Attention-Deficit/Hyperactivity Disorder

Parents' Guide

What can Parents Do to Help Your Child?

Children with ADHD could face additional challenges in both home and school lives. Nevertheless, there are some guidelines for parents to help children overcome the obstacles brought by ADHD, and hopefully restore harmony and peace in the family. 

1. Establish a routine with “visual calendar”

Plan a timetable with your child. Include your child in the process to make sure he or she agree on the planning. A visual calendar can be in the form of a checklist, stating when and what should be done in order of time. Since children with ADHD usually inattentive, it is very useful to use pictures, drawings and colours in the calendar and display it in a conspicuous place at home.

 

2. Give countdown reminders

Allow time for your child to process change. Before making changes during the day such as turning off the TV, having meals, going to bed and leaving the house, remind him or her 10 minutes ahead. 

 

3. Focus on good behaviours, not the bad ones

Positive reinforcement should be used far more than punishments or criticisms with children with ADHD. When there is any sustained good behaviour, give appropriate rewards to promote good performance, such as praising your child for the desired behaviours. Remember, it is important to be specific to your child about which behaviours are praised. You may have to criticize your child occasionally. However, you should distinguish the improper behaviours from your child by focusing on his or her behaviours and the consequences. 

 

4. Contracting – setting up a “deal”

Contracting refers to setting a goal with your child with rewards when he or she achieves it. It is crucial that your child agrees on the behavioural change and the reward is meaningful to him or her. The goal has to be specific, appropriate, sustainable and time-bound.

 

5. Active listening

Challenging behaviours may arise when children find it hard to express their emotions in suitable ways or communicate their feelings to their parents. Therefore, always listen to your child attentively. It is essential for you to acknowledge his or her emotions and reflect on what has been said by paraphrasing without interruptions or judgements. 

 

6. Stay calm during emotional outbursts of your child

How parents react is the key to manage emotional outbursts of children. Try your best to remain calm, listen to your child, acknowledge his or her anger and speak softly. Do not yell as it may trigger a “meltdown” of your child.

 

7. Set rules for “meltdowns”

After the outburst is past and your child is settled down, review with your child the causes of his or her acting up, and let your child concur with how to behave when agitated in times to come. So, when there is an outburst of temper, carry through the agreement. 

 

8. Maintain sleep hygiene of your child

Symptoms can be lessen and concentration will be higher when children with ADHD get adequate sleep. Help your child keep to the schedule of when to bathe and brush teeth every day. Also, you can set a bedtime alarm that is quiet and not intrusive.
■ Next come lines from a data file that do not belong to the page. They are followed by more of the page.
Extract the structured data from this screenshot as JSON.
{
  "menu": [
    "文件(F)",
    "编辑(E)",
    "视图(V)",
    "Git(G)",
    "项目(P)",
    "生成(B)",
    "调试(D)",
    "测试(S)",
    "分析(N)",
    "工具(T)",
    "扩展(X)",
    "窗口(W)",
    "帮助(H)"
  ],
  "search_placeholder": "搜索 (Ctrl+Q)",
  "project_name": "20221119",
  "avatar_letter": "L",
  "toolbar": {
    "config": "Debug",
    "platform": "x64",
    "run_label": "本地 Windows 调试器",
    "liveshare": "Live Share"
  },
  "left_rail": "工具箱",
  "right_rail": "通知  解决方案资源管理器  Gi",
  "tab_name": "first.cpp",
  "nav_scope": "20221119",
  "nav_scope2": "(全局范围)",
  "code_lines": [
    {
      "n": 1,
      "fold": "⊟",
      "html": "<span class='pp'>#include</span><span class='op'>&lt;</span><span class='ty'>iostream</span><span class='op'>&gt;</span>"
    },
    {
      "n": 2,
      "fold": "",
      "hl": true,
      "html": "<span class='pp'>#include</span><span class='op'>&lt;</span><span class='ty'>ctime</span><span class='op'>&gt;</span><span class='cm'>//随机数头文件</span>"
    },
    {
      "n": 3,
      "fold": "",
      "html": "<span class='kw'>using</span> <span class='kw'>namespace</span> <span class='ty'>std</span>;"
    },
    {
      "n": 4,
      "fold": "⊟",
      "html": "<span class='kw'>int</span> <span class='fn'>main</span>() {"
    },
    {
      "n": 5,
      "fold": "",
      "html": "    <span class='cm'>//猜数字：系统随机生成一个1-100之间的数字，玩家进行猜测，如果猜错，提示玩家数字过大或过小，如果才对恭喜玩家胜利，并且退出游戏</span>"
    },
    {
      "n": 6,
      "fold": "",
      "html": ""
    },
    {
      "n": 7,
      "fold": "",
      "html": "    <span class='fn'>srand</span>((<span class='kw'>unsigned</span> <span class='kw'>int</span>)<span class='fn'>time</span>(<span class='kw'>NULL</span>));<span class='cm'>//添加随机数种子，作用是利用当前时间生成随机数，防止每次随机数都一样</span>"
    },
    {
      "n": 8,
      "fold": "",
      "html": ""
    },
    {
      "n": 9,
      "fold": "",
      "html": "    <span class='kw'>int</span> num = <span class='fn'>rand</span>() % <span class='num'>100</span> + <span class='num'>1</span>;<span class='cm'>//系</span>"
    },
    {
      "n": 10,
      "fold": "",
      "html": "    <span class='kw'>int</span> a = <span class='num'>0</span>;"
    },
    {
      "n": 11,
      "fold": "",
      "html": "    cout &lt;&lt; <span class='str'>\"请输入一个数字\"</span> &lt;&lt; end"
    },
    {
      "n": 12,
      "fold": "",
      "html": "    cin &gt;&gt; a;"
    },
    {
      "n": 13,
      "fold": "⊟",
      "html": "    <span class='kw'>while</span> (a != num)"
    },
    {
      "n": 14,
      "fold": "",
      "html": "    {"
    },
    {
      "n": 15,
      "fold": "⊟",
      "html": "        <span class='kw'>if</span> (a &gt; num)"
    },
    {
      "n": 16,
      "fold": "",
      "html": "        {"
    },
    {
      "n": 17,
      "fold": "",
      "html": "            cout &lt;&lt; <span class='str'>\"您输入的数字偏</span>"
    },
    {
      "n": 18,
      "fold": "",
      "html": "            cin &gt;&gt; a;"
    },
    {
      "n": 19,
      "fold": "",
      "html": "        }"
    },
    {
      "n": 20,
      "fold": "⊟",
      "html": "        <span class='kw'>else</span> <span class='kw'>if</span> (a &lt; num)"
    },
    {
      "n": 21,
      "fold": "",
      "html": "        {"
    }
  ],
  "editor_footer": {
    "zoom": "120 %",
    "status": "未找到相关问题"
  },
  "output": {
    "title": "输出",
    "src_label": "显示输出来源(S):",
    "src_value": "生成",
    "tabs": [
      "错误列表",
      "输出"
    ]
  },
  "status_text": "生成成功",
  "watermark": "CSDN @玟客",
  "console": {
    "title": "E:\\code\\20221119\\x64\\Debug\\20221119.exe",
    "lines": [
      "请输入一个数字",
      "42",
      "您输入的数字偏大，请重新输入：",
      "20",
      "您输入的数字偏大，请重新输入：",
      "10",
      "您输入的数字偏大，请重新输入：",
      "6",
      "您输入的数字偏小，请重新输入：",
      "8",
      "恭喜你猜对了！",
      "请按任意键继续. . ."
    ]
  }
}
Besides, a weighted blanket that exerts deep pressure to the body can foster children with ADHD to sleep naturally. 

 

9. Communicate closely with your child’s teachers

It is helpful to meet your child’s teachers individually to let them understand the triggers of problem behaviours of your child and how he or she learns best (e.g. through seeing, hearing or doing). You can make requests on your child’s seating arrangement in class that can help reduce distractions. 

Reference

Shire Pharmaceuticals Limited. (2018). ADHD: A guide for parents. What to expect and how to manage.

     https://www.adhdfoundation.org.uk/wp-content/uploads/2022/03/ADHD-A-Guide-for-Parents.pdf